Once the pictures are removed, restate the data below word for word.

───── Source material ─────

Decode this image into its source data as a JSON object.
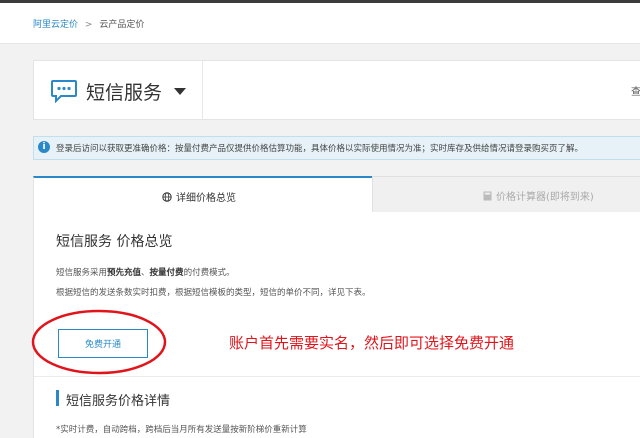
{
  "breadcrumb": {
    "home": "阿里云定价",
    "separator": ">",
    "current": "云产品定价"
  },
  "product": {
    "name": "短信服务",
    "right_link": "查"
  },
  "notice": {
    "text": "登录后访问以获取更准确价格：按量付费产品仅提供价格估算功能，具体价格以实际使用情况为准；实时库存及供给情况请登录购买页了解。"
  },
  "tabs": [
    {
      "label": "详细价格总览",
      "icon": "globe-icon",
      "active": true
    },
    {
      "label": "价格计算器(即将到来)",
      "icon": "calculator-icon",
      "active": false
    }
  ],
  "overview": {
    "title": "短信服务 价格总览",
    "desc1_prefix": "短信服务采用",
    "desc1_bold1": "预先充值",
    "desc1_mid": "、",
    "desc1_bold2": "按量付费",
    "desc1_suffix": "的付费模式。",
    "desc2": "根据短信的发送条数实时扣费，根据短信模板的类型，短信的单价不同，详见下表。",
    "free_button": "免费开通"
  },
  "annotation": "账户首先需要实名，然后即可选择免费开通",
  "details": {
    "title": "短信服务价格详情",
    "footnote": "*实时计费，自动跨档，跨档后当月所有发送量按新阶梯价重新计算"
  },
  "colors": {
    "accent": "#2a88c8",
    "annotation_red": "#e2141b",
    "notice_bg": "#e6f2f8"
  }
}
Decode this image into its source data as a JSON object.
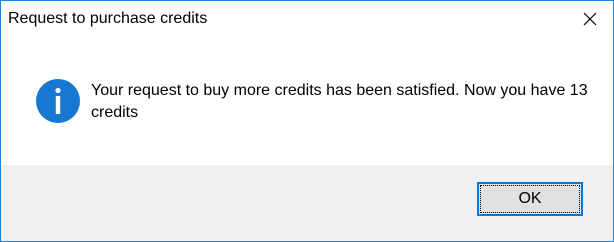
{
  "window": {
    "title": "Request to purchase credits",
    "close_icon": "close-icon"
  },
  "message": {
    "icon": "info-icon",
    "text": "Your request to buy more credits has been satisfied. Now you have 13 credits"
  },
  "buttons": {
    "ok_label": "OK"
  },
  "colors": {
    "window_border": "#1883d7",
    "info_icon": "#1777d2",
    "button_focus_border": "#0078d7",
    "footer_background": "#f0f0f0"
  }
}
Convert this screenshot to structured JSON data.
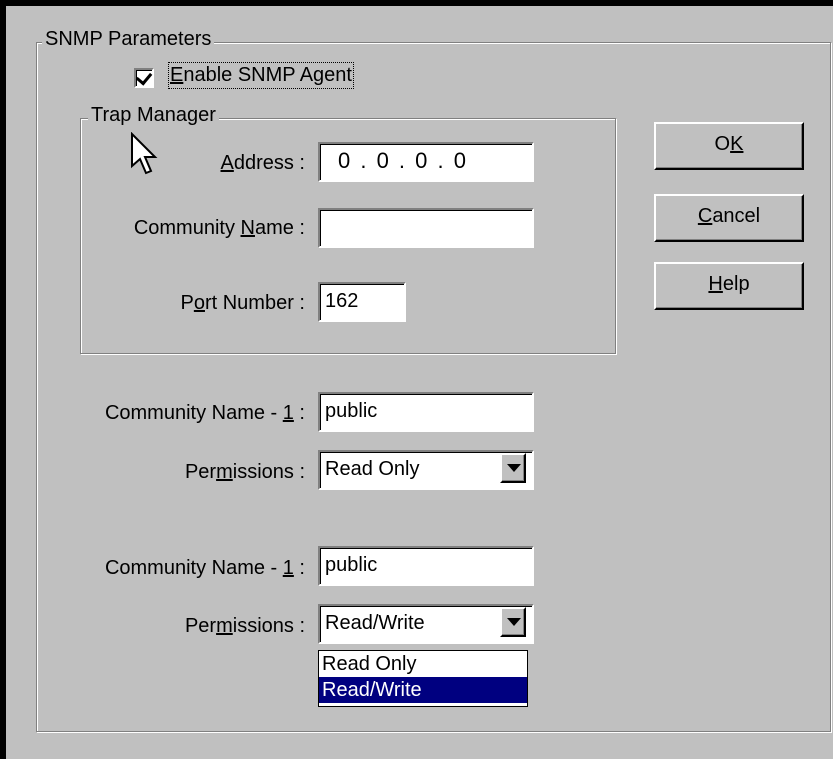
{
  "snmp_group": {
    "title": "SNMP Parameters",
    "enable_agent": {
      "checked": true,
      "label_pre": "",
      "label_mnemonic": "E",
      "label_post": "nable SNMP Agent"
    }
  },
  "trap_manager": {
    "title": "Trap Manager",
    "address": {
      "label_pre": "",
      "label_mnemonic": "A",
      "label_post": "ddress :",
      "value": "0 . 0 . 0 . 0"
    },
    "community": {
      "label_pre": "Community ",
      "label_mnemonic": "N",
      "label_post": "ame :",
      "value": ""
    },
    "port": {
      "label_pre": "P",
      "label_mnemonic": "o",
      "label_post": "rt Number :",
      "value": "162"
    }
  },
  "buttons": {
    "ok": {
      "pre": "O",
      "mnemonic": "K",
      "post": ""
    },
    "cancel": {
      "pre": "",
      "mnemonic": "C",
      "post": "ancel"
    },
    "help": {
      "pre": "",
      "mnemonic": "H",
      "post": "elp"
    }
  },
  "community1": {
    "label_pre": "Community Name - ",
    "label_mnemonic": "1",
    "label_post": " :",
    "value": "public",
    "perm_label_pre": "Per",
    "perm_label_mnemonic": "m",
    "perm_label_post": "issions :",
    "perm_value": "Read Only"
  },
  "community2": {
    "label_pre": "Community Name - ",
    "label_mnemonic": "1",
    "label_post": " :",
    "value": "public",
    "perm_label_pre": "Per",
    "perm_label_mnemonic": "m",
    "perm_label_post": "issions :",
    "perm_value": "Read/Write",
    "options": [
      "Read Only",
      "Read/Write"
    ],
    "selected_option": "Read/Write"
  },
  "icons": {
    "cursor": "arrow-cursor-icon",
    "dropdown": "chevron-down-icon",
    "checkbox": "checkmark-icon"
  },
  "colors": {
    "dialog_bg": "#c0c0c0",
    "selection": "#000080",
    "selection_text": "#ffffff"
  }
}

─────

Completed exercise:
Decode this image into its source data as a JSON object.
{
  "breadcrumb": {
    "home": "阿里云定价",
    "separator": ">",
    "current": "云产品定价"
  },
  "product": {
    "name": "短信服务",
    "right_link": "查"
  },
  "notice": {
    "text": "登录后访问以获取更准确价格：按量付费产品仅提供价格估算功能，具体价格以实际使用情况为准；实时库存及供给情况请登录购买页了解。"
  },
  "tabs": [
    {
      "label": "详细价格总览",
      "icon": "globe-icon",
      "active": true
    },
    {
      "label": "价格计算器(即将到来)",
      "icon": "calculator-icon",
      "active": false
    }
  ],
  "overview": {
    "title": "短信服务 价格总览",
    "desc1_prefix": "短信服务采用",
    "desc1_bold1": "预先充值",
    "desc1_mid": "、",
    "desc1_bold2": "按量付费",
    "desc1_suffix": "的付费模式。",
    "desc2": "根据短信的发送条数实时扣费，根据短信模板的类型，短信的单价不同，详见下表。",
    "free_button": "免费开通"
  },
  "annotation": "账户首先需要实名，然后即可选择免费开通",
  "details": {
    "title": "短信服务价格详情",
    "footnote": "*实时计费，自动跨档，跨档后当月所有发送量按新阶梯价重新计算"
  },
  "colors": {
    "accent": "#2a88c8",
    "annotation_red": "#e2141b",
    "notice_bg": "#e6f2f8"
  }
}
Decode this image into its source data as a JSON object.
{
  "window": {
    "title": "Request to purchase credits",
    "close_icon": "close-icon"
  },
  "message": {
    "icon": "info-icon",
    "text": "Your request to buy more credits has been satisfied. Now you have 13 credits"
  },
  "buttons": {
    "ok_label": "OK"
  },
  "colors": {
    "window_border": "#1883d7",
    "info_icon": "#1777d2",
    "button_focus_border": "#0078d7",
    "footer_background": "#f0f0f0"
  }
}
Convert this screenshot to structured JSON data.
{
  "snmp_group": {
    "title": "SNMP Parameters",
    "enable_agent": {
      "checked": true,
      "label_pre": "",
      "label_mnemonic": "E",
      "label_post": "nable SNMP Agent"
    }
  },
  "trap_manager": {
    "title": "Trap Manager",
    "address": {
      "label_pre": "",
      "label_mnemonic": "A",
      "label_post": "ddress :",
      "value": "0 . 0 . 0 . 0"
    },
    "community": {
      "label_pre": "Community ",
      "label_mnemonic": "N",
      "label_post": "ame :",
      "value": ""
    },
    "port": {
      "label_pre": "P",
      "label_mnemonic": "o",
      "label_post": "rt Number :",
      "value": "162"
    }
  },
  "buttons": {
    "ok": {
      "pre": "O",
      "mnemonic": "K",
      "post": ""
    },
    "cancel": {
      "pre": "",
      "mnemonic": "C",
      "post": "ancel"
    },
    "help": {
      "pre": "",
      "mnemonic": "H",
      "post": "elp"
    }
  },
  "community1": {
    "label_pre": "Community Name - ",
    "label_mnemonic": "1",
    "label_post": " :",
    "value": "public",
    "perm_label_pre": "Per",
    "perm_label_mnemonic": "m",
    "perm_label_post": "issions :",
    "perm_value": "Read Only"
  },
  "community2": {
    "label_pre": "Community Name - ",
    "label_mnemonic": "1",
    "label_post": " :",
    "value": "public",
    "perm_label_pre": "Per",
    "perm_label_mnemonic": "m",
    "perm_label_post": "issions :",
    "perm_value": "Read/Write",
    "options": [
      "Read Only",
      "Read/Write"
    ],
    "selected_option": "Read/Write"
  },
  "icons": {
    "cursor": "arrow-cursor-icon",
    "dropdown": "chevron-down-icon",
    "checkbox": "checkmark-icon"
  },
  "colors": {
    "dialog_bg": "#c0c0c0",
    "selection": "#000080",
    "selection_text": "#ffffff"
  }
}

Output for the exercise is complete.